[INFORMATION SHOWN Boundary: Start]
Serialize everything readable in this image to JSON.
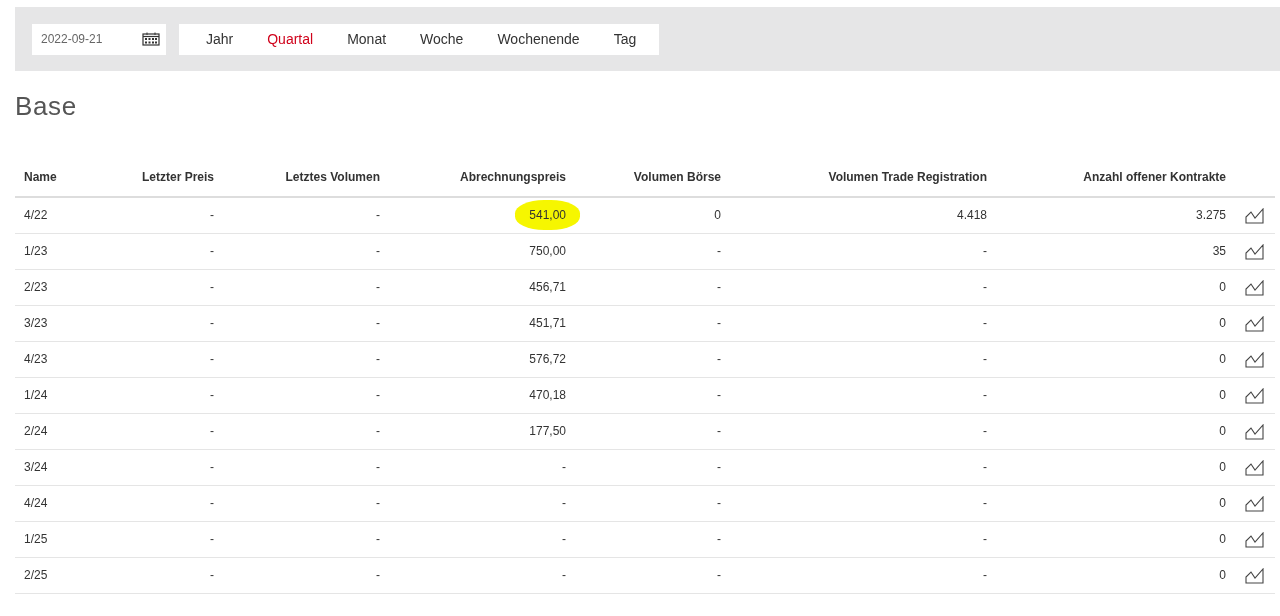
{
  "toolbar": {
    "date_field": {
      "value": "2022-09-21"
    },
    "tabs": [
      {
        "label": "Jahr",
        "selected": false
      },
      {
        "label": "Quartal",
        "selected": true
      },
      {
        "label": "Monat",
        "selected": false
      },
      {
        "label": "Woche",
        "selected": false
      },
      {
        "label": "Wochenende",
        "selected": false
      },
      {
        "label": "Tag",
        "selected": false
      }
    ]
  },
  "heading": "Base",
  "table": {
    "columns": [
      "Name",
      "Letzter Preis",
      "Letztes Volumen",
      "Abrechnungspreis",
      "Volumen Börse",
      "Volumen Trade Registration",
      "Anzahl offener Kontrakte"
    ],
    "rows": [
      {
        "cells": [
          "4/22",
          "-",
          "-",
          "541,00",
          "0",
          "4.418",
          "3.275"
        ],
        "highlighted": true
      },
      {
        "cells": [
          "1/23",
          "-",
          "-",
          "750,00",
          "-",
          "-",
          "35"
        ],
        "highlighted": false
      },
      {
        "cells": [
          "2/23",
          "-",
          "-",
          "456,71",
          "-",
          "-",
          "0"
        ],
        "highlighted": false
      },
      {
        "cells": [
          "3/23",
          "-",
          "-",
          "451,71",
          "-",
          "-",
          "0"
        ],
        "highlighted": false
      },
      {
        "cells": [
          "4/23",
          "-",
          "-",
          "576,72",
          "-",
          "-",
          "0"
        ],
        "highlighted": false
      },
      {
        "cells": [
          "1/24",
          "-",
          "-",
          "470,18",
          "-",
          "-",
          "0"
        ],
        "highlighted": false
      },
      {
        "cells": [
          "2/24",
          "-",
          "-",
          "177,50",
          "-",
          "-",
          "0"
        ],
        "highlighted": false
      },
      {
        "cells": [
          "3/24",
          "-",
          "-",
          "-",
          "-",
          "-",
          "0"
        ],
        "highlighted": false
      },
      {
        "cells": [
          "4/24",
          "-",
          "-",
          "-",
          "-",
          "-",
          "0"
        ],
        "highlighted": false
      },
      {
        "cells": [
          "1/25",
          "-",
          "-",
          "-",
          "-",
          "-",
          "0"
        ],
        "highlighted": false
      },
      {
        "cells": [
          "2/25",
          "-",
          "-",
          "-",
          "-",
          "-",
          "0"
        ],
        "highlighted": false
      }
    ]
  }
}
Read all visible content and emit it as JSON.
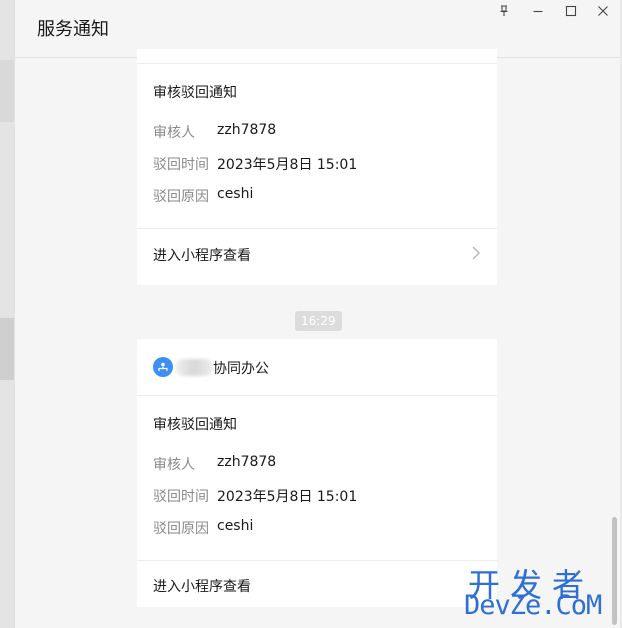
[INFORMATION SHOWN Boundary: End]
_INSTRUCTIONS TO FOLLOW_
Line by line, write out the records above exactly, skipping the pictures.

_SOLVED PROBLEM_
Serialize everything readable in this image to JSON.
{
  "toolbar": {
    "date_field": {
      "value": "2022-09-21"
    },
    "tabs": [
      {
        "label": "Jahr",
        "selected": false
      },
      {
        "label": "Quartal",
        "selected": true
      },
      {
        "label": "Monat",
        "selected": false
      },
      {
        "label": "Woche",
        "selected": false
      },
      {
        "label": "Wochenende",
        "selected": false
      },
      {
        "label": "Tag",
        "selected": false
      }
    ]
  },
  "heading": "Base",
  "table": {
    "columns": [
      "Name",
      "Letzter Preis",
      "Letztes Volumen",
      "Abrechnungspreis",
      "Volumen Börse",
      "Volumen Trade Registration",
      "Anzahl offener Kontrakte"
    ],
    "rows": [
      {
        "cells": [
          "4/22",
          "-",
          "-",
          "541,00",
          "0",
          "4.418",
          "3.275"
        ],
        "highlighted": true
      },
      {
        "cells": [
          "1/23",
          "-",
          "-",
          "750,00",
          "-",
          "-",
          "35"
        ],
        "highlighted": false
      },
      {
        "cells": [
          "2/23",
          "-",
          "-",
          "456,71",
          "-",
          "-",
          "0"
        ],
        "highlighted": false
      },
      {
        "cells": [
          "3/23",
          "-",
          "-",
          "451,71",
          "-",
          "-",
          "0"
        ],
        "highlighted": false
      },
      {
        "cells": [
          "4/23",
          "-",
          "-",
          "576,72",
          "-",
          "-",
          "0"
        ],
        "highlighted": false
      },
      {
        "cells": [
          "1/24",
          "-",
          "-",
          "470,18",
          "-",
          "-",
          "0"
        ],
        "highlighted": false
      },
      {
        "cells": [
          "2/24",
          "-",
          "-",
          "177,50",
          "-",
          "-",
          "0"
        ],
        "highlighted": false
      },
      {
        "cells": [
          "3/24",
          "-",
          "-",
          "-",
          "-",
          "-",
          "0"
        ],
        "highlighted": false
      },
      {
        "cells": [
          "4/24",
          "-",
          "-",
          "-",
          "-",
          "-",
          "0"
        ],
        "highlighted": false
      },
      {
        "cells": [
          "1/25",
          "-",
          "-",
          "-",
          "-",
          "-",
          "0"
        ],
        "highlighted": false
      },
      {
        "cells": [
          "2/25",
          "-",
          "-",
          "-",
          "-",
          "-",
          "0"
        ],
        "highlighted": false
      }
    ]
  }
}
Read all visible content and emit it as JSON.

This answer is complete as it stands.